Fork me on GitHub



måning down t'common

💙 2
🔔 1

Madainn mhath


What's the current thinking on keywords arguments or passing the entire map to a function, i.e., (foo :a 1 :b 2 :c 3) vs (foo {:a 1 :b 2 :c 3})? On the clojure destructuring webpage, it says that keyword arguments fall in and out of fashion over the the years. Do you have a preference?


My preference is to always use a map

👍 5

To me it doesn't make much sense to add a lot of fuzz to save two characters


Given my limited time with Clojure, my perference is also to use a map, since as I was (still am) learning clojure, I didn't come across the [& ....] variadic form at that time. So I learnt just to pass maps back and forth. Feels more natural to me 🙂


I'm curious if the 1.11 changes will make it more common to see the variable arity version, since it makes it easier to use and saves you from having to add a separate arity to call without any options.
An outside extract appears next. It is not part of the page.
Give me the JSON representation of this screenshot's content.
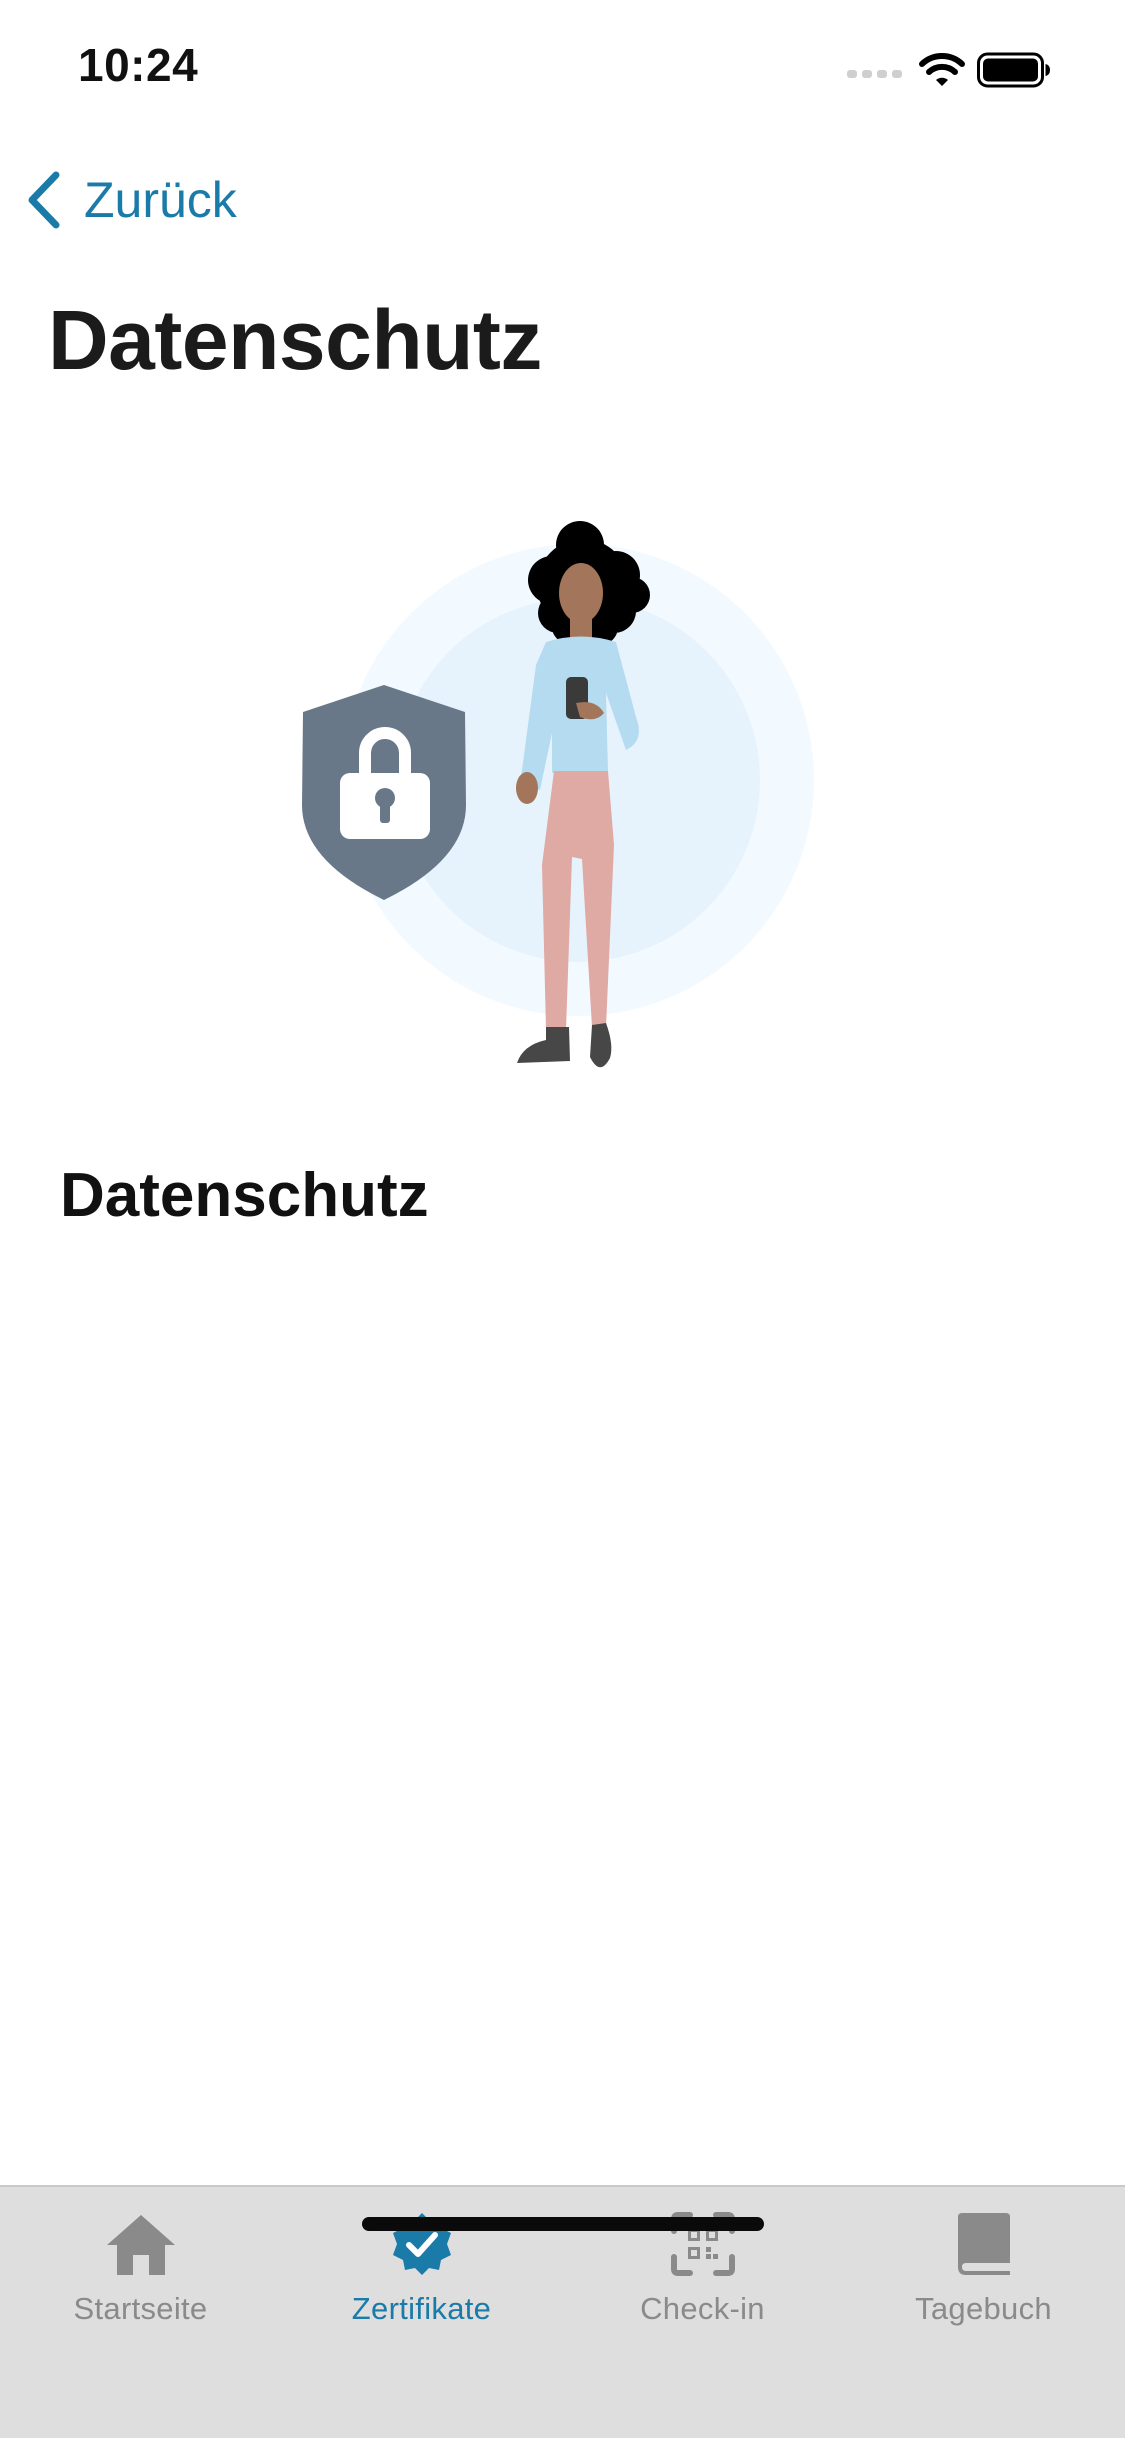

I tend to prefer the variable arity [x y & {:as opts}] or even better [x y & {:keys [foo bar]} so you can see the options in the arglists. But it only really makes sense if the options are truly optional - so for small utility functions mostly. If you expect a certain shaped map then better to just pass a map IMO


How I see it is the other way around: the change in 1.11 allows you to pass maps to named arg functions now. So you can use maps everywhere
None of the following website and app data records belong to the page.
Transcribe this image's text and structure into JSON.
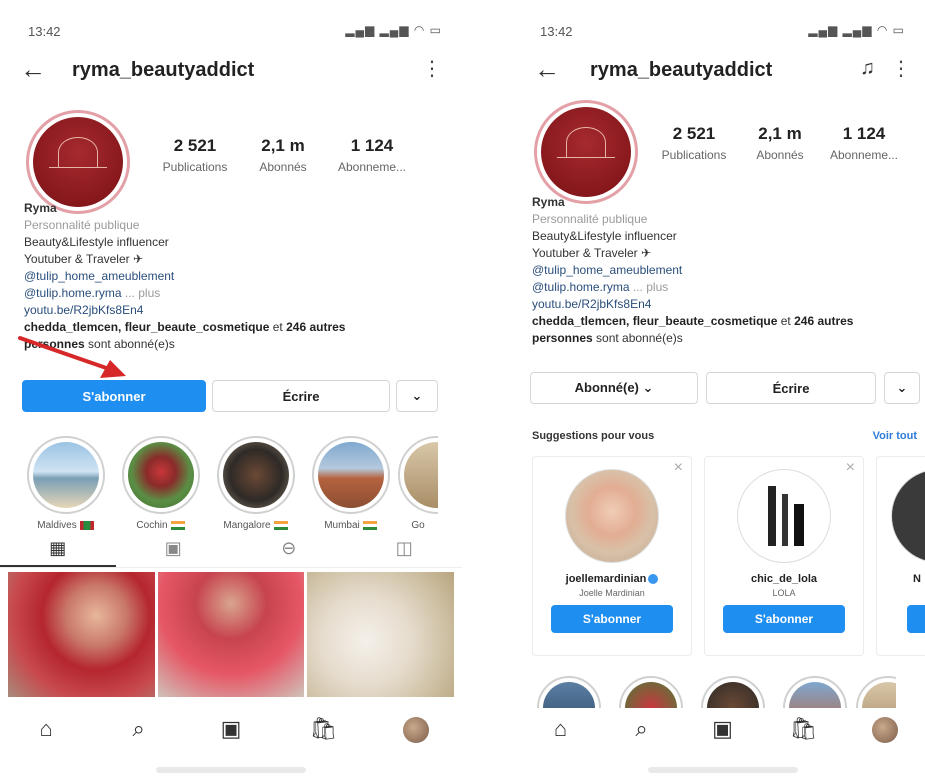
{
  "left": {
    "status_time": "13:42",
    "username": "ryma_beautyaddict",
    "stats": [
      {
        "num": "2 521",
        "label": "Publications"
      },
      {
        "num": "2,1 m",
        "label": "Abonnés"
      },
      {
        "num": "1 124",
        "label": "Abonneme..."
      }
    ],
    "bio": {
      "name": "Ryma",
      "category": "Personnalité publique",
      "line1": "Beauty&Lifestyle influencer",
      "line2": "Youtuber & Traveler",
      "link1": "@tulip_home_ameublement",
      "link2": "@tulip.home.ryma",
      "more": "... plus",
      "url": "youtu.be/R2jbKfs8En4",
      "followed_names": "chedda_tlemcen, fleur_beaute_cosmetique",
      "followed_mid": " et ",
      "followed_count": "246 autres",
      "followed_people": "personnes",
      "followed_end": " sont abonné(e)s"
    },
    "buttons": {
      "follow": "S'abonner",
      "message": "Écrire",
      "dropdown": "⌄"
    },
    "highlights": [
      {
        "label": "Maldives"
      },
      {
        "label": "Cochin"
      },
      {
        "label": "Mangalore"
      },
      {
        "label": "Mumbai"
      },
      {
        "label": "Go"
      }
    ]
  },
  "right": {
    "status_time": "13:42",
    "username": "ryma_beautyaddict",
    "stats": [
      {
        "num": "2 521",
        "label": "Publications"
      },
      {
        "num": "2,1 m",
        "label": "Abonnés"
      },
      {
        "num": "1 124",
        "label": "Abonneme..."
      }
    ],
    "bio": {
      "name": "Ryma",
      "category": "Personnalité publique",
      "line1": "Beauty&Lifestyle influencer",
      "line2": "Youtuber & Traveler",
      "link1": "@tulip_home_ameublement",
      "link2": "@tulip.home.ryma",
      "more": "... plus",
      "url": "youtu.be/R2jbKfs8En4",
      "followed_names": "chedda_tlemcen, fleur_beaute_cosmetique",
      "followed_mid": " et ",
      "followed_count": "246 autres",
      "followed_people": "personnes",
      "followed_end": " sont abonné(e)s"
    },
    "buttons": {
      "following": "Abonné(e) ⌄",
      "message": "Écrire",
      "dropdown": "⌄"
    },
    "suggestions_title": "Suggestions pour vous",
    "see_all": "Voir tout",
    "suggestions": [
      {
        "username": "joellemardinian",
        "name": "Joelle Mardinian",
        "button": "S'abonner"
      },
      {
        "username": "chic_de_lola",
        "name": "LOLA",
        "button": "S'abonner"
      },
      {
        "username": "N",
        "name": "",
        "button": ""
      }
    ]
  },
  "icons": {
    "back": "←",
    "more": "⋮",
    "bell": "🔔",
    "home": "⌂",
    "search": "⌕",
    "reels": "▣",
    "shop": "🛍",
    "close": "×"
  },
  "colors": {
    "primary": "#1f8ef1",
    "link": "#2a4e7c",
    "avatar": "#8b1a1f",
    "arrow": "#d62828"
  }
}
💡 4

@U04V15CAJ thx. I hadn't properly understood that


I'd now mostly do & :keys, just because clojure 1.11. Especially for opts.
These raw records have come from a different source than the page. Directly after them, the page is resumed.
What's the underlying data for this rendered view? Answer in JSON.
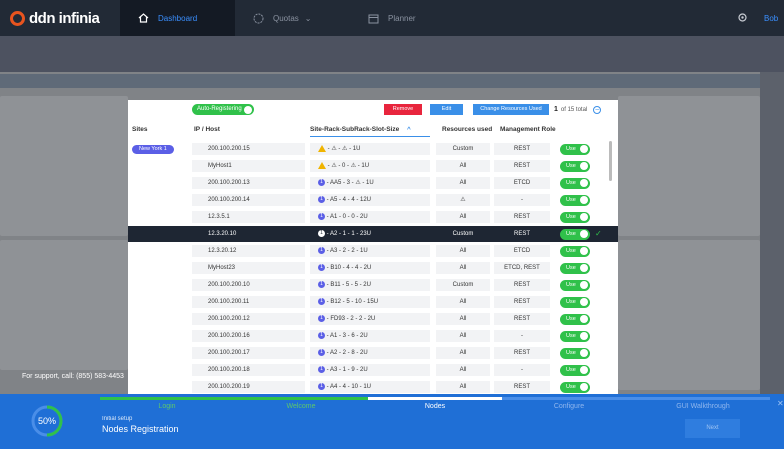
{
  "app": {
    "brand": "ddn infinia"
  },
  "nav": {
    "tabs": [
      {
        "label": "Dashboard",
        "icon": "home-icon",
        "active": true
      },
      {
        "label": "Quotas",
        "icon": "gauge-icon",
        "active": false
      },
      {
        "label": "Planner",
        "icon": "calendar-icon",
        "active": false
      }
    ],
    "user": "Bob"
  },
  "support_text": "For support, call: (855) 583-4453",
  "toolbar": {
    "auto_registering": "Auto-Registering",
    "remove": "Remove",
    "edit": "Edit",
    "change_resources": "Change Resources Used",
    "page": "1",
    "of_total": "of 15 total",
    "more": "–"
  },
  "table": {
    "headers": {
      "sites": "Sites",
      "ip": "IP / Host",
      "location": "Site-Rack-SubRack-Slot-Size",
      "resources": "Resources used",
      "role": "Management Role"
    },
    "site_pill": "New York 1",
    "use_label": "Use",
    "rows": [
      {
        "ip": "200.100.200.15",
        "loc": " -  ⚠  -  ⚠  -  1U",
        "res": "Custom",
        "role": "REST",
        "first": "warn",
        "loc_warn": true
      },
      {
        "ip": "MyHost1",
        "loc": " -  ⚠  -  0  -  ⚠  -  1U",
        "res": "All",
        "role": "REST",
        "first": "warn"
      },
      {
        "ip": "200.100.200.13",
        "loc": " -  AA5  -  3  -  ⚠  -  1U",
        "res": "All",
        "role": "ETCD",
        "first": "badge"
      },
      {
        "ip": "200.100.200.14",
        "loc": " -  A5  -  4  -  4  -  12U",
        "res": "⚠",
        "role": "-",
        "first": "badge"
      },
      {
        "ip": "12.3.5.1",
        "loc": " -  A1  -  0  -  0  -  2U",
        "res": "All",
        "role": "REST",
        "first": "badge"
      },
      {
        "ip": "12.3.20.10",
        "loc": " -  A2  -  1  -  1  -  23U",
        "res": "Custom",
        "role": "REST",
        "first": "badge",
        "selected": true
      },
      {
        "ip": "12.3.20.12",
        "loc": " -  A3  -  2  -  2  -  1U",
        "res": "All",
        "role": "ETCD",
        "first": "badge"
      },
      {
        "ip": "MyHost23",
        "loc": " -  B10  -  4  -  4  -  2U",
        "res": "All",
        "role": "ETCD, REST",
        "first": "badge"
      },
      {
        "ip": "200.100.200.10",
        "loc": " -  B11  -  5  -  5  -  2U",
        "res": "Custom",
        "role": "REST",
        "first": "badge"
      },
      {
        "ip": "200.100.200.11",
        "loc": " -  B12  -  5  -  10  -  15U",
        "res": "All",
        "role": "REST",
        "first": "badge"
      },
      {
        "ip": "200.100.200.12",
        "loc": " -  FD93  -  2  -  2  -  2U",
        "res": "All",
        "role": "REST",
        "first": "badge"
      },
      {
        "ip": "200.100.200.16",
        "loc": " -  A1  -  3  -  6  -  2U",
        "res": "All",
        "role": "-",
        "first": "badge"
      },
      {
        "ip": "200.100.200.17",
        "loc": " -  A2  -  2  -  8  -  2U",
        "res": "All",
        "role": "REST",
        "first": "badge"
      },
      {
        "ip": "200.100.200.18",
        "loc": " -  A3  -  1  -  9  -  2U",
        "res": "All",
        "role": "-",
        "first": "badge"
      },
      {
        "ip": "200.100.200.19",
        "loc": " -  A4  -  4  -  10  -  1U",
        "res": "All",
        "role": "REST",
        "first": "badge"
      }
    ]
  },
  "setup": {
    "steps": [
      "Login",
      "Welcome",
      "Nodes",
      "Configure",
      "GUI Walkthrough"
    ],
    "done_steps": 2,
    "active_step": 2,
    "progress_label": "50%",
    "progress_fraction": 0.5,
    "subtitle": "Initial setup",
    "title": "Nodes Registration",
    "next": "Next"
  },
  "colors": {
    "topbar": "#222a36",
    "accent": "#3a8fff",
    "remove": "#e8253d",
    "toggle_on": "#30c14a",
    "site_pill": "#5b5fe6",
    "footer": "#1f6fd6"
  }
}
Ben Sless17:04:07

I want the compiler to figure it out and save on making and taking apart the map to begin with if I go for keyword args. So I'll just use a map


Here’s perhaps a more nuanced answer. If I were to develop some fns to be used from the repl which took a couple of args, then perhaps it’d be nice to be able to call it like:

(foo :some-arg 'bar :some-other-arg 'baz)
That would relieve me of having to remember the argument order. If, however the fn took some kind of options-map, I’d most likely be more happy passing the options-map as, well, a map. Pomegranate has some examples where this all went terribly wrong, eg the lack of documentation from the args vector in add-dependencies


But of course, that fn wouldn’t have been much better if it were defined as

(defn add-dependencies [args] ...)


For this reason, we tend to destructure the args to show which pieces of the map are interesting for the fn:

(defn add-dependencies [{:keys [classloader coordinates repositories] :as args}] ...)

👍 3

The perhaps sad bit about this is that IIRC, destructuring is quite a bit slower than doing (get args :classloader) or some equivalent.


Always maps for me, too. I was trying to conjure up an argument about maps being passed around in general Clojure code, bu t I don’t really know if it holds or if it’s just the convention I’m used to.


Only tangentially related, but there's a subtle point there. Destructing in your function arguments is documentation. If you want args to be generated opaquely and not allow arbitrary map creation then destructuring in a let inside the function allows you to document that the value is opaque.


I’m with you both on destructuring as documentation btw 👍👌

💯 2

I’ve occasionally used :as x to give x a (documenting) name in the destructuring function, even though I haven’t used x in the function body, only its keys.


When questions like this come up, I consider scraping the "core" codebases (eg clojure itself, tools deps, etc) to get answers.


We tend to use :as x for documentation purposes, even if x is not used in the fn-body. But at other times, it’s nice to be able to pass x on to some other fn which might do other stuff with it.


@U09LZR36F I would be careful with looking at core for inspiration. I believe @U072WS7PE has made some tweets around the fact that core is written with different tradeoffs in mind than what you’d probably choose for your app.


He has, I was thinking in terms of API rather than implementation. :arglists, comments, docs, etc. For example, you could override :arglist manually to include destructuring as documentation, but use get in your function for performance. But the key question to answer here is what the user sees when looking up documentation.


But then you’d have to keep the :arglists up to date as the fn evolves, since I guess the :arglist has no functional implications (I haven’t used that at all)


And if there’s one thing I hate more than code that’s hard to read, it’s documentation that’s out of date.


Core does it in a few places where the API is not possible to express, but people know what you mean.


defn might do it, even.


fdecl is manually parsed, because the arglists don't actually work the way they're documented.


Indeed, arglists sometimes uses an informal regex notation, which makes it actually unsuited to do anything serious with it